## EXERCISE INPUT
---
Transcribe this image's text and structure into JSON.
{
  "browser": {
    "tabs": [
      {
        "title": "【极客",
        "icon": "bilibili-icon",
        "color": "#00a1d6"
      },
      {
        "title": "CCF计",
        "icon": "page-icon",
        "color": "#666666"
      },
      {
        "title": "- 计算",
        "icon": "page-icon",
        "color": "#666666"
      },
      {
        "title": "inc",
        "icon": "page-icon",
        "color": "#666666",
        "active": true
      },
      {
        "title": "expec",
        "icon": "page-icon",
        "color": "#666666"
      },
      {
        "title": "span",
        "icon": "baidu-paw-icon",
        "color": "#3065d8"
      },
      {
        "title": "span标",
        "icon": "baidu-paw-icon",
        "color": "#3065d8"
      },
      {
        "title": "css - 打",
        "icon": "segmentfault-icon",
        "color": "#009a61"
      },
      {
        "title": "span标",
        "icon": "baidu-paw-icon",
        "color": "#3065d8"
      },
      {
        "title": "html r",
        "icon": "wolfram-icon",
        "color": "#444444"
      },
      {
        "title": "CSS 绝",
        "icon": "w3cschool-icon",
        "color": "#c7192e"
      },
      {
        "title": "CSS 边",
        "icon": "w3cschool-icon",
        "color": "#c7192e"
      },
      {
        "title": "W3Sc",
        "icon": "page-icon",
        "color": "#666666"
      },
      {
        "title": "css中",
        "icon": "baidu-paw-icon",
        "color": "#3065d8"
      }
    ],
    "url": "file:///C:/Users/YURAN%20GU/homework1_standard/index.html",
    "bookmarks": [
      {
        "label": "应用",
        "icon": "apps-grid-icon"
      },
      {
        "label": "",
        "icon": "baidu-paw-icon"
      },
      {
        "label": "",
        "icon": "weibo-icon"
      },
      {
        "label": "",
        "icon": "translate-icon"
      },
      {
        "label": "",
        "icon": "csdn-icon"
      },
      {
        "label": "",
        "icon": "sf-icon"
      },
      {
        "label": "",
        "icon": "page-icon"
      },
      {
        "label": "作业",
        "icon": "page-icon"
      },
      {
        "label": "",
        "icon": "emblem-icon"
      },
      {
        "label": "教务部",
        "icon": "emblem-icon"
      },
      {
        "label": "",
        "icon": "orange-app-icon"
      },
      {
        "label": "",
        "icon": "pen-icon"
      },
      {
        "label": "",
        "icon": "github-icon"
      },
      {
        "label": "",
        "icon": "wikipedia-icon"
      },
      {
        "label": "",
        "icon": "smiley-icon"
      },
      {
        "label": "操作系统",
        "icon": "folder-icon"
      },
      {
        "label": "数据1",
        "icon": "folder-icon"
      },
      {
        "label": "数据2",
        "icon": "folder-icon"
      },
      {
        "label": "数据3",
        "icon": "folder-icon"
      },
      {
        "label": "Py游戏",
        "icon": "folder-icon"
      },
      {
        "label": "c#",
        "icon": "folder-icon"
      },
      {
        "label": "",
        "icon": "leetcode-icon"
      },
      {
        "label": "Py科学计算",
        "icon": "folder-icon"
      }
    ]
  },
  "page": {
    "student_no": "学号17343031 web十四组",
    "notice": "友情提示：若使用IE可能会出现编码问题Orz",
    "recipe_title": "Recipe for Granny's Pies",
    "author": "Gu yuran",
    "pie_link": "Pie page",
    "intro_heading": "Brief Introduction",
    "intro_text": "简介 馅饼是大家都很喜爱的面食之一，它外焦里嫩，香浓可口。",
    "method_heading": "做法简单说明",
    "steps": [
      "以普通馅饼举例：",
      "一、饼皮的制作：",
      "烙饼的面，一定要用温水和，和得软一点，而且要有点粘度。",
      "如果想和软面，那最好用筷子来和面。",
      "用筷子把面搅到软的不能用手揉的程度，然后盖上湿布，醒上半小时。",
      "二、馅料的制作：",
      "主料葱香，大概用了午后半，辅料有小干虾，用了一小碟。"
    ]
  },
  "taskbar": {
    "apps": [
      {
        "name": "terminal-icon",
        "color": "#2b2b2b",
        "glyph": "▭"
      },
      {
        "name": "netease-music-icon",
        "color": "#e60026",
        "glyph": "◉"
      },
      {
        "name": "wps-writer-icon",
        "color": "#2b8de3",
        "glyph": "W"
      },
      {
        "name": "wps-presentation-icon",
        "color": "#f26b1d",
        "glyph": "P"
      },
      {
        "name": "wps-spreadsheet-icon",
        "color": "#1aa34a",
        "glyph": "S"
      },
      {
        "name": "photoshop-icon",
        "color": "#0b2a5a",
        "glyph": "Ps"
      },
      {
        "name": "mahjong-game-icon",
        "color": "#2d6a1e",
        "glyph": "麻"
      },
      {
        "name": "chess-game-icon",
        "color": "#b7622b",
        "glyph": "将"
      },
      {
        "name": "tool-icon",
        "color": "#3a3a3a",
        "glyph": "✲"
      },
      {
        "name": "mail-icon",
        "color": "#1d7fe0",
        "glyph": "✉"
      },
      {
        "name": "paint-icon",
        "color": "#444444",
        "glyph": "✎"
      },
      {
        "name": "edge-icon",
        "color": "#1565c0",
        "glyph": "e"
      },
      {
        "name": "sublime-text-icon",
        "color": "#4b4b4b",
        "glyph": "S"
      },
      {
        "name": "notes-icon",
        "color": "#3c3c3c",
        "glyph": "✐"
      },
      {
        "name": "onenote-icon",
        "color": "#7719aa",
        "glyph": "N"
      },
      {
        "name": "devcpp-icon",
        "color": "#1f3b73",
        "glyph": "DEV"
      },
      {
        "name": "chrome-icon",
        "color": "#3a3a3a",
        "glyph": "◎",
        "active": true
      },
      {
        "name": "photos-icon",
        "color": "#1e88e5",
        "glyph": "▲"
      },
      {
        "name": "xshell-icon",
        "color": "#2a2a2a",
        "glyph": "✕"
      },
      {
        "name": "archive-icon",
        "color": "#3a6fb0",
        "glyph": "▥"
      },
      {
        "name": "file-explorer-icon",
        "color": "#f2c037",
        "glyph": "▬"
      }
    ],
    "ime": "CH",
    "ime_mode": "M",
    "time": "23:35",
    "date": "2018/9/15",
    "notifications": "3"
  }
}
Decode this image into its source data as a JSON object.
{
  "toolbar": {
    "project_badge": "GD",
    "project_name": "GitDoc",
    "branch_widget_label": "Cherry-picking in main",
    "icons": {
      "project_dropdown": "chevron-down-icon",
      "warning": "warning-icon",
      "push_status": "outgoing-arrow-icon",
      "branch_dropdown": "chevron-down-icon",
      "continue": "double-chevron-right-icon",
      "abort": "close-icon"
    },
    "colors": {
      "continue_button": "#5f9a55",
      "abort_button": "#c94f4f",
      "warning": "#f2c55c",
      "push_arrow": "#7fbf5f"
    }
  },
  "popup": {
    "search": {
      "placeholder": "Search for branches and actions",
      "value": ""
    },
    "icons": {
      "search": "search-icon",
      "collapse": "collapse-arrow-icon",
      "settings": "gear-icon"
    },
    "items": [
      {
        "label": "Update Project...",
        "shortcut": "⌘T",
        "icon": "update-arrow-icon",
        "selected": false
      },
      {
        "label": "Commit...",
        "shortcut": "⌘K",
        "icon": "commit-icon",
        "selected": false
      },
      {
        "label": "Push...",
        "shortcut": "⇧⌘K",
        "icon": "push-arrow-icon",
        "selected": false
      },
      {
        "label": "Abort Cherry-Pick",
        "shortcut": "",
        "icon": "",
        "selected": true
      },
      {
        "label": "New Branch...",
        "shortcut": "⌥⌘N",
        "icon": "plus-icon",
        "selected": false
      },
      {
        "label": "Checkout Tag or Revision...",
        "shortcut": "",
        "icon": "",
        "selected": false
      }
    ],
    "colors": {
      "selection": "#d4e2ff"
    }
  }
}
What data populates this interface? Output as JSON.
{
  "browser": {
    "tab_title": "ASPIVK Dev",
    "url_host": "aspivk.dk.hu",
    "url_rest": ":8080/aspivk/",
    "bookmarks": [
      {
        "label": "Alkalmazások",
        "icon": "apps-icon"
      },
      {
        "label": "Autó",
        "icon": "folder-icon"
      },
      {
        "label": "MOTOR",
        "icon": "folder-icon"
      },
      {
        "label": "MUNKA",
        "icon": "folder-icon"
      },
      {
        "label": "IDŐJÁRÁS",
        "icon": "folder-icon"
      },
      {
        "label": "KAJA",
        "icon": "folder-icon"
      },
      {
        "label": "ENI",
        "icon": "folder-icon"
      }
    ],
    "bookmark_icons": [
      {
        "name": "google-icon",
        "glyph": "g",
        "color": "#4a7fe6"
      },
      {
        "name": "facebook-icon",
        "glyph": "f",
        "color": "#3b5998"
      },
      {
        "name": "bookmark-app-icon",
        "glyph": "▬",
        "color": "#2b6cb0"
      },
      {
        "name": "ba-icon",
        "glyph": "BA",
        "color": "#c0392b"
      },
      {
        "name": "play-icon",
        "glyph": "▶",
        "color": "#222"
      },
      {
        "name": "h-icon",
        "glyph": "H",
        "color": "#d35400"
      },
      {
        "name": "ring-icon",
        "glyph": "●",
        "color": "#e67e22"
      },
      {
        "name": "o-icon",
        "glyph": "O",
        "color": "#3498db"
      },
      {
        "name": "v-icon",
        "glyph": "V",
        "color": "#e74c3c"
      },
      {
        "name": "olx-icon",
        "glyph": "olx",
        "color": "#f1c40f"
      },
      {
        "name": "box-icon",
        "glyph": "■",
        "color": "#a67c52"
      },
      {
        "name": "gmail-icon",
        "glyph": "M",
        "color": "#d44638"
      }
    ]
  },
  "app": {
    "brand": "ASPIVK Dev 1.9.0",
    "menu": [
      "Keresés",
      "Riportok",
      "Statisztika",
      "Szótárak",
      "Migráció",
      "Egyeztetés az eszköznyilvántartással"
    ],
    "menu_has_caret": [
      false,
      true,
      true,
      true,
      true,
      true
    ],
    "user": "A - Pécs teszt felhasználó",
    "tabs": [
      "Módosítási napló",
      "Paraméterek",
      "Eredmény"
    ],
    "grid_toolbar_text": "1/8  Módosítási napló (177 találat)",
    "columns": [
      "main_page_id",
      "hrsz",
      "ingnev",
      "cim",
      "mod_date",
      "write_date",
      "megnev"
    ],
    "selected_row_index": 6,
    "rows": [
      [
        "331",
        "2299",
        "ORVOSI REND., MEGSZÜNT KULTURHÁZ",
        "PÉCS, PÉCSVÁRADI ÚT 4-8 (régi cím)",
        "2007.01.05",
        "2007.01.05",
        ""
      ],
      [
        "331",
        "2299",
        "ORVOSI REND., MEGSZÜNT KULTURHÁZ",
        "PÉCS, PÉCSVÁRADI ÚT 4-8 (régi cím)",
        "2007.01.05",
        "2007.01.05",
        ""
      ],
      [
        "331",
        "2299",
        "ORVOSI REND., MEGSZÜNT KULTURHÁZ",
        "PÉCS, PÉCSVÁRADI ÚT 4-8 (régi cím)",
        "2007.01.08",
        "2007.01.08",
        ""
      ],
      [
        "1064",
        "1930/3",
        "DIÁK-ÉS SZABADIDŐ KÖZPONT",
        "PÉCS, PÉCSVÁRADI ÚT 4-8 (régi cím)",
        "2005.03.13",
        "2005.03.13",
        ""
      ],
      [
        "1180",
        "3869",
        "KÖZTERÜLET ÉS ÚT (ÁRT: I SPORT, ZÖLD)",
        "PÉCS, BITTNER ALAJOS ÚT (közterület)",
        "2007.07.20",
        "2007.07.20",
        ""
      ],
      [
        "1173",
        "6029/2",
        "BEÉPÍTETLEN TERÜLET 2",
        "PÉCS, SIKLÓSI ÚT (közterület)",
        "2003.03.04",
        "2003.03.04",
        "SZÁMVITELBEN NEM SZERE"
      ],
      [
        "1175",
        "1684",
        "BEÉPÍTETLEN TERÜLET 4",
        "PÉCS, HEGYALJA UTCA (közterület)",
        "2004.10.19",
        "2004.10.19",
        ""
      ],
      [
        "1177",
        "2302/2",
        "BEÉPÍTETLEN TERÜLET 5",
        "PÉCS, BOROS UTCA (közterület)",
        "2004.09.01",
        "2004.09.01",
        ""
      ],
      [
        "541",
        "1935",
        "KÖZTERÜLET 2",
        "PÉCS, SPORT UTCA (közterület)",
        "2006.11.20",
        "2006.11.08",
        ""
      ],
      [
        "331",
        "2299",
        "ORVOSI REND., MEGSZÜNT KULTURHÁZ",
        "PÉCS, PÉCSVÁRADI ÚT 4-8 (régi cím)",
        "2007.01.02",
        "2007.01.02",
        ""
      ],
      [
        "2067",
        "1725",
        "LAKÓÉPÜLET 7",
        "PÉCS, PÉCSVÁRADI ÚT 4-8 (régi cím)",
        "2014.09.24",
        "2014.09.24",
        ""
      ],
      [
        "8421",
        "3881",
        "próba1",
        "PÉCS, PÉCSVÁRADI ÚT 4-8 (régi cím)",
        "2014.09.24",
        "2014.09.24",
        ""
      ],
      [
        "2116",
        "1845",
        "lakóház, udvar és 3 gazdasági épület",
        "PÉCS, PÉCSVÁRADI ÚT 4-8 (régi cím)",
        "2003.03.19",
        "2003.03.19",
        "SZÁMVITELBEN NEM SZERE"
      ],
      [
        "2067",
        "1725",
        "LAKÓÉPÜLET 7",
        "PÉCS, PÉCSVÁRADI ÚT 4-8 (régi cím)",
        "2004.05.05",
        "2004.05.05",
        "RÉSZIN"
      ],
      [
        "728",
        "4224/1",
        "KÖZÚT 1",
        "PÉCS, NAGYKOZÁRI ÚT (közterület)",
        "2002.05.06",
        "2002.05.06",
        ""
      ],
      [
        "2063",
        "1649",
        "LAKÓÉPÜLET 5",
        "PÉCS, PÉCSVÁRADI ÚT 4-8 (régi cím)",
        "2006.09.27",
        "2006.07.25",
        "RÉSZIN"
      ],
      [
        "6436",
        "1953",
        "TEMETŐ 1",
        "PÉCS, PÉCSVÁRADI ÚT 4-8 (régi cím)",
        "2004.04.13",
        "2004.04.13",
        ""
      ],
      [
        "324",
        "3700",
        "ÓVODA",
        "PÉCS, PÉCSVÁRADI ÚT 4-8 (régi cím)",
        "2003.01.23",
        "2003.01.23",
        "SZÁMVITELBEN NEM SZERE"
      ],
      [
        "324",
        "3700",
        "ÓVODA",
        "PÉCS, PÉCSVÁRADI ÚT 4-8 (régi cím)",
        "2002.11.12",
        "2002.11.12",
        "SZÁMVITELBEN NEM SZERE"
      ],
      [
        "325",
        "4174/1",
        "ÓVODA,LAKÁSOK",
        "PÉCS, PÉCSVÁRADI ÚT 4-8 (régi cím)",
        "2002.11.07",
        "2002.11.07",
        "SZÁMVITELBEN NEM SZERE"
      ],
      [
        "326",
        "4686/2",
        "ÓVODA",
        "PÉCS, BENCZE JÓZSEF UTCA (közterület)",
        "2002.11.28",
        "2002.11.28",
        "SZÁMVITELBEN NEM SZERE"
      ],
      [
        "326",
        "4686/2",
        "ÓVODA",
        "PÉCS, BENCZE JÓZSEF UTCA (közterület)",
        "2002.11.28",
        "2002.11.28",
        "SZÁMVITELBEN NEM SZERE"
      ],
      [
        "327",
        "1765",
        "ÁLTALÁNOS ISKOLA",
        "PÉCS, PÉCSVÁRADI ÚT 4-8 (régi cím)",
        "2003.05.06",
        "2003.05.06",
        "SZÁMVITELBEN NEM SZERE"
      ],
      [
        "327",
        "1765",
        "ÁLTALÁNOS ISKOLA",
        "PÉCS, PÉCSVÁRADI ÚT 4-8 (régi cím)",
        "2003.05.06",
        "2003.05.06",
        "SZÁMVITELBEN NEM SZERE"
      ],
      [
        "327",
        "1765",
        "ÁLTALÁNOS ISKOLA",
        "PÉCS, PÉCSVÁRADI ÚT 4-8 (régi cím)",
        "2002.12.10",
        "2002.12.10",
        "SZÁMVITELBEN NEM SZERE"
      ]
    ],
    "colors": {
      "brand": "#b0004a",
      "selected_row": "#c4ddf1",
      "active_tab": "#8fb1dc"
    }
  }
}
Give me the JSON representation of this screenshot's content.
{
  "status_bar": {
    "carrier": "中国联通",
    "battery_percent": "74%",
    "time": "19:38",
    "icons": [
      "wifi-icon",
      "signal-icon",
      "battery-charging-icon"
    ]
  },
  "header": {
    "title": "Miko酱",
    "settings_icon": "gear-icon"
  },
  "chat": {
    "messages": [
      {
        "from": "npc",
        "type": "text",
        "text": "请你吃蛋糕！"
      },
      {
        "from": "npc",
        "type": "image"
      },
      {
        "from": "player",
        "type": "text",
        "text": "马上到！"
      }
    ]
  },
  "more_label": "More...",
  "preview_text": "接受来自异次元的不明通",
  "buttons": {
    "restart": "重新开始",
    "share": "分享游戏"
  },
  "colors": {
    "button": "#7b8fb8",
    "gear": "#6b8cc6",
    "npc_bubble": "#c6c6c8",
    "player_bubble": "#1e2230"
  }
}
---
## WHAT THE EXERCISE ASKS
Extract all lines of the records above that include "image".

## REPLY
Transcribe this image's text and structure into JSON.
Decode this image into its source data as a JSON object.
        "type": "image"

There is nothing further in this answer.